- Prompt: Set down each entry exactly as it stands, without altering a single character.
•••••
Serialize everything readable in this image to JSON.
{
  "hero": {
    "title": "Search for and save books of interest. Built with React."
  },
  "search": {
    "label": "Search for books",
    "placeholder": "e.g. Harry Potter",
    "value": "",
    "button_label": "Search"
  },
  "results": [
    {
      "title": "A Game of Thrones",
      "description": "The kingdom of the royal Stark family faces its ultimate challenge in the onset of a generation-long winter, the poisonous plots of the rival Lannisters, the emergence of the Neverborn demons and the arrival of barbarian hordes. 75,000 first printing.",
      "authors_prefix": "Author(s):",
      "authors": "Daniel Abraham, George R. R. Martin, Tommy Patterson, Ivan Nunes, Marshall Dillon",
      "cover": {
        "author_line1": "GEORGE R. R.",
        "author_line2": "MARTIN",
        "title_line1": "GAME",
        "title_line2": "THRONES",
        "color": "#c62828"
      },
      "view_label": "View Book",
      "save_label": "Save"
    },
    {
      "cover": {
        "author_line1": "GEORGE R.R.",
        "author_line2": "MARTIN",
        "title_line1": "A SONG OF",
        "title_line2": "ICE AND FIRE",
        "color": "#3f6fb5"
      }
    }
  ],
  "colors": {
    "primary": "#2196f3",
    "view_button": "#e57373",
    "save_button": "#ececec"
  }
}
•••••
- Answer section:
Serialize everything readable in this image to JSON.
{
  "hero": {
    "title": "Search for and save books of interest. Built with React."
  },
  "search": {
    "label": "Search for books",
    "placeholder": "e.g. Harry Potter",
    "value": "",
    "button_label": "Search"
  },
  "results": [
    {
      "title": "A Game of Thrones",
      "description": "The kingdom of the royal Stark family faces its ultimate challenge in the onset of a generation-long winter, the poisonous plots of the rival Lannisters, the emergence of the Neverborn demons and the arrival of barbarian hordes. 75,000 first printing.",
      "authors_prefix": "Author(s):",
      "authors": "Daniel Abraham, George R. R. Martin, Tommy Patterson, Ivan Nunes, Marshall Dillon",
      "cover": {
        "author_line1": "GEORGE R. R.",
        "author_line2": "MARTIN",
        "title_line1": "GAME",
        "title_line2": "THRONES",
        "color": "#c62828"
      },
      "view_label": "View Book",
      "save_label": "Save"
    },
    {
      "cover": {
        "author_line1": "GEORGE R.R.",
        "author_line2": "MARTIN",
        "title_line1": "A SONG OF",
        "title_line2": "ICE AND FIRE",
        "color": "#3f6fb5"
      }
    }
  ],
  "colors": {
    "primary": "#2196f3",
    "view_button": "#e57373",
    "save_button": "#ececec"
  }
}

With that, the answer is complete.